As the partial government shutdown stretches into its third week — making it the second longest shutdown in U.S. history — federal workers in Philadelphia took to the streets Tuesday to protest the White House and congressional inaction that has left them without work and pay for 18 days.

Thought for the Week

"They have to realize that this affects everyday people. It affects the boots on the ground. To me, it’s like a political chess game that they’re playing, and we seem to be pawns. "

–Ray Coleman Jr., a corrections officer at a federal prison in Florida on the government shutdown

List of the Week

from Washington Post

Longest Government Shutdowns: 

DEC. 22, 2018 - Trump - 26 days and counting

DEC. 16, 1995 - Clinton - 21 days

OCT. 1, 1978 - Carter - 17 days

OCT. 1, 2013 - Obama - 16 days

OCT. 1, 1977 - Carter - 12 days

 

Top Five News Headlines

  1. Women could boost the global economy, but outdated laws are holding them back
  2. The Supreme Court Just Handed a Big, Unanimous Victory to Workers. Wait, What?
  3. Senators are getting paid during the government shutdown.

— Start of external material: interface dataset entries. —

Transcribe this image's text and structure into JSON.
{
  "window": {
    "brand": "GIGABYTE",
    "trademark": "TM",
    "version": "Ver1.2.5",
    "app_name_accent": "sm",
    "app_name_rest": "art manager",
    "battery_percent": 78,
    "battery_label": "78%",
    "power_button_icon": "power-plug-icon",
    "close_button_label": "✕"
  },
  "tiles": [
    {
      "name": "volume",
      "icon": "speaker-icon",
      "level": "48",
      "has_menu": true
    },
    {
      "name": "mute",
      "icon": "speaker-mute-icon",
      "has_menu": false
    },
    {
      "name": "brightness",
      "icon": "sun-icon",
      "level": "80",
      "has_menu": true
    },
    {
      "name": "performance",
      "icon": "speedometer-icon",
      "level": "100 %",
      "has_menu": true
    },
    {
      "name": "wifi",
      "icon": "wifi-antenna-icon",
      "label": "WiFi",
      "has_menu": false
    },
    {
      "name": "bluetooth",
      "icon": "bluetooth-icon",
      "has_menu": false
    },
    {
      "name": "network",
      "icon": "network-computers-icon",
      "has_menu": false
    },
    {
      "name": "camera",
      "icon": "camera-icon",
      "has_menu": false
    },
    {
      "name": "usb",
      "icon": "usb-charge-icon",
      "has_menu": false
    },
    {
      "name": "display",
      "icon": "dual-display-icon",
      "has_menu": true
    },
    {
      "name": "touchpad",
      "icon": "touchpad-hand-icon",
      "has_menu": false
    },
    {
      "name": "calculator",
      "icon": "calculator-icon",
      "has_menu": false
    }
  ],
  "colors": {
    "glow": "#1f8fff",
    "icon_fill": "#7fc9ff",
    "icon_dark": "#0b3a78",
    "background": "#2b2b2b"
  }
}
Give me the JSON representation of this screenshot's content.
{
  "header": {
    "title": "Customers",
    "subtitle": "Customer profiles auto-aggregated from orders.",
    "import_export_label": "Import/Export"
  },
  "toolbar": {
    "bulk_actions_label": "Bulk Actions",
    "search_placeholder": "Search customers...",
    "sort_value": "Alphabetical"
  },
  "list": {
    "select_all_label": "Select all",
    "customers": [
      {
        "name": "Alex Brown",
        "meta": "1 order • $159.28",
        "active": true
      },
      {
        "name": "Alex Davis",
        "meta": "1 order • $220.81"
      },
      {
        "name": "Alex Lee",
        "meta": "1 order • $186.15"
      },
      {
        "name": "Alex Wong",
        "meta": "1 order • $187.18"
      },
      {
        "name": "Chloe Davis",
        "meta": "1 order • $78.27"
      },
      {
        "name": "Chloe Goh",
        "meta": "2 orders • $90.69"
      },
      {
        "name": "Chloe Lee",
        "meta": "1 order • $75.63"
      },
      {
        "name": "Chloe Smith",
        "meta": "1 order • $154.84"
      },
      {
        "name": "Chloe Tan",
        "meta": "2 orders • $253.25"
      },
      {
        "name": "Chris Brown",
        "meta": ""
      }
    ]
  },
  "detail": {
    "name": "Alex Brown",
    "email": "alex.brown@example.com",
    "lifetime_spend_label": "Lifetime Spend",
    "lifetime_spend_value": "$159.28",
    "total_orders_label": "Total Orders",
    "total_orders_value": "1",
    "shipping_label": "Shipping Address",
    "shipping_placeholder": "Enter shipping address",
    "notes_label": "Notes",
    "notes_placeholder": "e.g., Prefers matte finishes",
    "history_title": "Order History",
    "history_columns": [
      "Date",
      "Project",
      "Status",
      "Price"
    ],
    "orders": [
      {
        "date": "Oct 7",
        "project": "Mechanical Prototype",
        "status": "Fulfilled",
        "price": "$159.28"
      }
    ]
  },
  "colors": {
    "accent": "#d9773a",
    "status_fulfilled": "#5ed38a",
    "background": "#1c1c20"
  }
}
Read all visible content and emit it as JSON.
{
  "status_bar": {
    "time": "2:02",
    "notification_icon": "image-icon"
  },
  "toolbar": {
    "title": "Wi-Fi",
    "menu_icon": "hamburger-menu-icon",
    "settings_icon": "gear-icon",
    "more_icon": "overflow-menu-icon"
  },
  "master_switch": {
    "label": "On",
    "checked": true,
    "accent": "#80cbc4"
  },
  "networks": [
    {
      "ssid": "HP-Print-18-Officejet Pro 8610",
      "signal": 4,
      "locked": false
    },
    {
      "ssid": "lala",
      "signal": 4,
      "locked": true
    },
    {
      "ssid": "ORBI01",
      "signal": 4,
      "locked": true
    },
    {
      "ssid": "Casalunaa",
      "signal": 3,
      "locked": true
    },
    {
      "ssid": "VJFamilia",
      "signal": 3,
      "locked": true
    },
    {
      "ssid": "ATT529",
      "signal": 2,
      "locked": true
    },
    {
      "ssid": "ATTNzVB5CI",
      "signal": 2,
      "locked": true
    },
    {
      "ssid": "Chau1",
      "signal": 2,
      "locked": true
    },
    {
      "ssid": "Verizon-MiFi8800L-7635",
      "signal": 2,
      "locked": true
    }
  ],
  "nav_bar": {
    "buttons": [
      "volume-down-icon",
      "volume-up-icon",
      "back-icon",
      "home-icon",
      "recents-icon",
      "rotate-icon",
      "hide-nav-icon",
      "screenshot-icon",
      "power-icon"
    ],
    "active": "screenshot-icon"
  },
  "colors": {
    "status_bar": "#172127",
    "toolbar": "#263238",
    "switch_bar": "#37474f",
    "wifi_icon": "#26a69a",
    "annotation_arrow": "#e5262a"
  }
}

Many low-wage contractors aren’t.
  4. Tech Workers Unite to Fight Forced Arbitration
  5. Workers at chains like Starbucks and McDonald's face violence and injuries on the job — and they're starting to speak out